Outgoing Riverside Board of Education Vice President Robert Bender, second from the left, addresses the board Tuesday evening during his final meeting. Also pictured are Janet Siders, left, and Dr. Bradley Adams. (EXAMINER PHOTO | MANDY LOEHR)
Bender recognized at his last meeting
Riverside Elementary School was recognized at the district’s Tuesday evening board of education meeting for recently attaining the Ohio Department of Education’s 2019 High Progress School of Promise Award.
The school is among 71 other school buildings across the state to qualify for this honor that recognizes attaining high achievement and substantial progress according to state assessment scores and multiple data. In addition, award recipients must serve 40 percent or more economically disadvantaged students.

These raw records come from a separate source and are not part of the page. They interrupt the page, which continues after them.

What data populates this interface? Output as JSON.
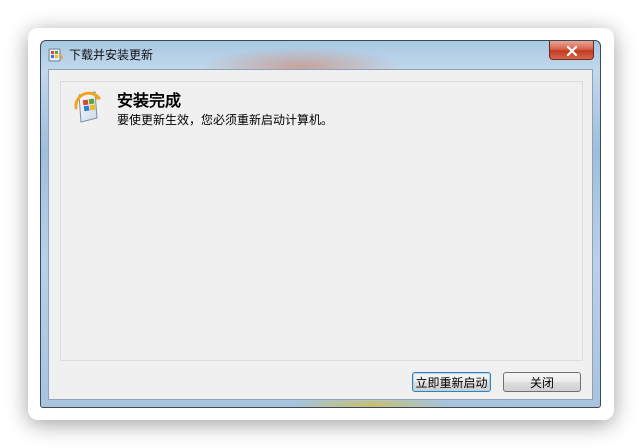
{
  "window": {
    "title": "下载并安装更新",
    "title_icon": "windows-update-icon",
    "close_icon": "close-icon"
  },
  "content": {
    "icon": "windows-update-shield-icon",
    "heading": "安装完成",
    "message": "要使更新生效，您必须重新启动计算机。"
  },
  "buttons": {
    "restart_now": "立即重新启动",
    "close": "关闭"
  },
  "colors": {
    "close_button": "#c23b22",
    "client_bg": "#f0f0f0",
    "frame": "#a9c8e2"
  }
}
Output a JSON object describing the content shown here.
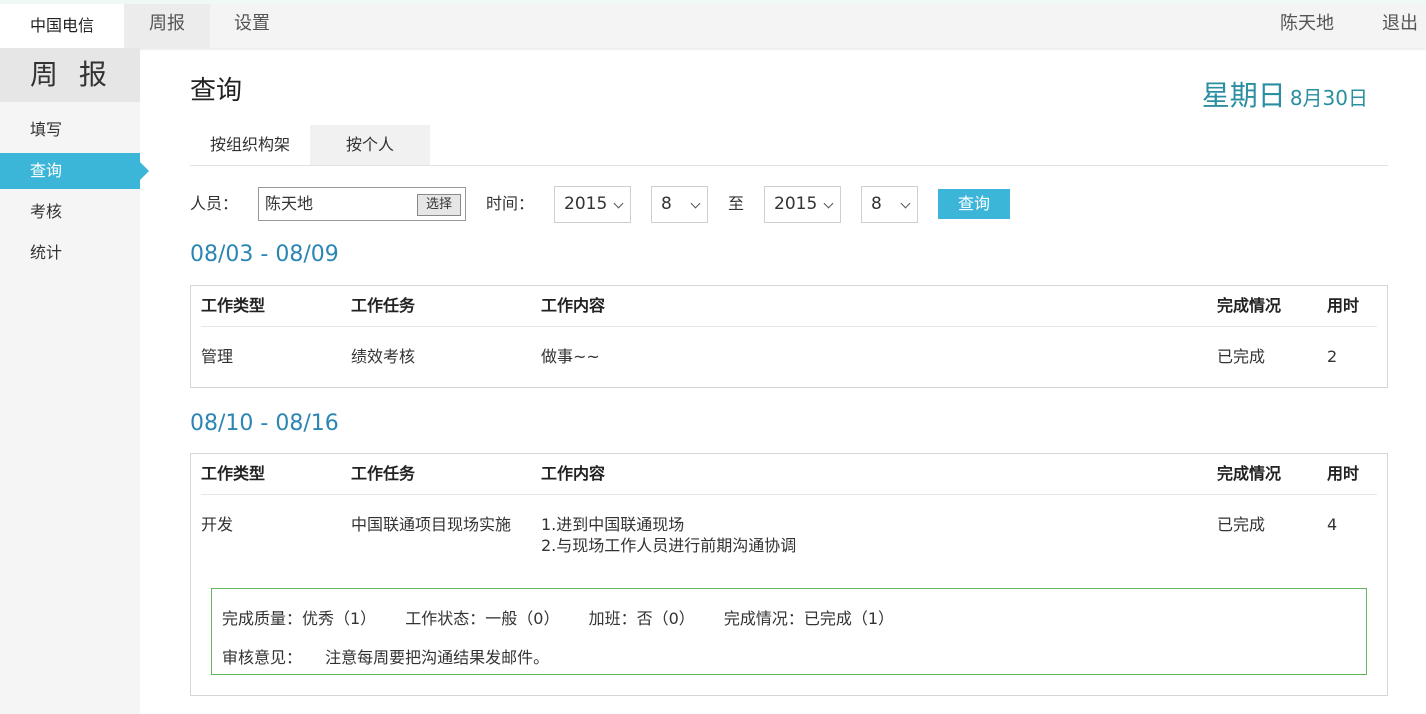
{
  "header": {
    "brand": "中国电信",
    "nav": [
      {
        "label": "周报",
        "active": true
      },
      {
        "label": "设置",
        "active": false
      }
    ],
    "user_name": "陈天地",
    "logout": "退出"
  },
  "sidebar": {
    "title": "周 报",
    "items": [
      {
        "label": "填写",
        "active": false
      },
      {
        "label": "查询",
        "active": true
      },
      {
        "label": "考核",
        "active": false
      },
      {
        "label": "统计",
        "active": false
      }
    ]
  },
  "main": {
    "title": "查询",
    "weekday": "星期日",
    "date": "8月30日",
    "tabs": [
      {
        "label": "按组织构架",
        "active": true
      },
      {
        "label": "按个人",
        "active": false
      }
    ],
    "filter": {
      "person_label": "人员：",
      "person_value": "陈天地",
      "choose_btn": "选择",
      "time_label": "时间：",
      "from_year": "2015",
      "from_month": "8",
      "to_label": "至",
      "to_year": "2015",
      "to_month": "8",
      "query_btn": "查询"
    },
    "table_headers": [
      "工作类型",
      "工作任务",
      "工作内容",
      "完成情况",
      "用时"
    ],
    "weeks": [
      {
        "range": "08/03 - 08/09",
        "rows": [
          {
            "type": "管理",
            "task": "绩效考核",
            "content_line1": "做事~~",
            "status": "已完成",
            "hours": "2"
          }
        ]
      },
      {
        "range": "08/10 - 08/16",
        "rows": [
          {
            "type": "开发",
            "task": "中国联通项目现场实施",
            "content_line1": "1.进到中国联通现场",
            "content_line2": "2.与现场工作人员进行前期沟通协调",
            "status": "已完成",
            "hours": "4"
          }
        ],
        "review": {
          "quality": "完成质量：优秀（1）",
          "work_status": "工作状态：一般（0）",
          "overtime": "加班：否（0）",
          "completion": "完成情况：已完成（1）",
          "opinion_label": "审核意见：",
          "opinion": "注意每周要把沟通结果发邮件。"
        }
      }
    ]
  },
  "colors": {
    "accent": "#3cb6d8",
    "date_color": "#2a8fa0",
    "week_heading": "#2b86b3",
    "review_border": "#63b560"
  }
}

Superintendent Scott Mann credited the work of Elementary Principal Mason Bryan and teaching staff with their recent efforts toward making large strides in improving the school’s literacy program. For the K-3 literacy section for the 2018-19 school year state report card, Riverside received a 94 percent grade and was one of 11 school districts in Ohio to receive an A letter grade on this component, as previously detailed in the Examiner.
This School of Promise Award continues the growth that was recognized last school year with the elementary building’s receipt of the state department’s 2018 Momentum Award.
“I’m so proud of Mr. (Mason) Bryan and all of the elementary school staff for their continued success,” the superintendent said. “We’re working to sustain excellence and keep this going, and are excited to be reaping so many benefits for our students.”
Other requirements for the High Progress School of Honor include earning an A or B on the overall (all students) value-added measure on the 2019 state report card; earning an A, B or C on the gap closing component; and meeting certain proficiency rates of 80 and 90 percent with certain student subgroups.
Riverside Elementary earned B’s in both the overall value-added measure and in gap closing. In addition, the school building received an A in its value-added component for students in the lowest 20 percent of achievement.
Also Tuesday evening, members and administrators recognized retiring Board Vice President Robert Bender at his last meeting following his eight years of service.
“Thank you for the time and effort that you’ve put into this position,” Mann said to Bender during a presentation of a clock from the district. “You’ve grown so much as a board member during the last eight years. We really appreciate the amount of time and energy you have invested into our school.”
Bender said,” it’s been a great eight years and my life has been dramatically changed through this position.” He related that he had served as Parent-Teacher Organization president before joining the board of education.
“At that time, I ran (for the board of education) on the premise that the school was failing, with both financial troubles and academic issues” he said. “We had borrowed $400,000 to make payroll and were on a threat of fiscal watch.
“Little did I know that we had the people in place here to turn this school around to where we are today.”
He said in recent years, “we saw God putting difference pieces in place to help our school. God has been faithful to us.”
President Dr. Bradley Adams thanked Bender for his “leadership and friendship.”
New member Blaine Dixon will replace Bender, effective Jan. 1.
In other action, the board approved joining the National Cooperative Purchasing Alliance and the 2020-21 high school course catalog.
Members appointed Adams as president pro-tempore for the 2020 organizational meeting, slated for 6 p.m. Tuesday, Jan. 7, at the school library, followed by the regular monthly meeting.